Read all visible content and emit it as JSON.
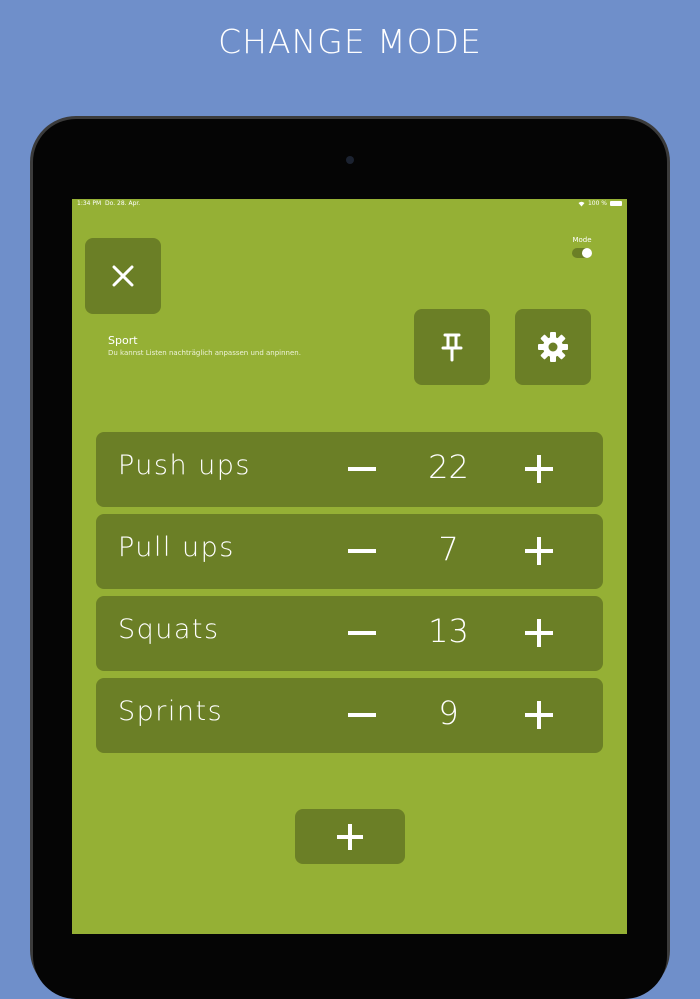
{
  "headline": "CHANGE MODE",
  "status_bar": {
    "time": "1:34 PM",
    "date": "Do. 28. Apr.",
    "battery": "100 %"
  },
  "mode": {
    "label": "Mode",
    "enabled": true
  },
  "list": {
    "title": "Sport",
    "subtitle": "Du kannst Listen nachträglich anpassen und anpinnen."
  },
  "counters": [
    {
      "name": "Push ups",
      "count": "22"
    },
    {
      "name": "Pull ups",
      "count": "7"
    },
    {
      "name": "Squats",
      "count": "13"
    },
    {
      "name": "Sprints",
      "count": "9"
    }
  ],
  "icons": {
    "close": "close-icon",
    "pin": "pin-icon",
    "settings": "gear-icon",
    "add": "plus-icon",
    "decrement": "minus-icon",
    "increment": "plus-icon"
  },
  "colors": {
    "background": "#6f8fca",
    "screen": "#95b035",
    "tile": "#6b7f26",
    "text": "#ffffff"
  }
}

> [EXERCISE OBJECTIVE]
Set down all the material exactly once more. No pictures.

> [ANSWER BELOW]
Read all visible content and emit it as JSON.
{
  "headline": "CHANGE MODE",
  "status_bar": {
    "time": "1:34 PM",
    "date": "Do. 28. Apr.",
    "battery": "100 %"
  },
  "mode": {
    "label": "Mode",
    "enabled": true
  },
  "list": {
    "title": "Sport",
    "subtitle": "Du kannst Listen nachträglich anpassen und anpinnen."
  },
  "counters": [
    {
      "name": "Push ups",
      "count": "22"
    },
    {
      "name": "Pull ups",
      "count": "7"
    },
    {
      "name": "Squats",
      "count": "13"
    },
    {
      "name": "Sprints",
      "count": "9"
    }
  ],
  "icons": {
    "close": "close-icon",
    "pin": "pin-icon",
    "settings": "gear-icon",
    "add": "plus-icon",
    "decrement": "minus-icon",
    "increment": "plus-icon"
  },
  "colors": {
    "background": "#6f8fca",
    "screen": "#95b035",
    "tile": "#6b7f26",
    "text": "#ffffff"
  }
}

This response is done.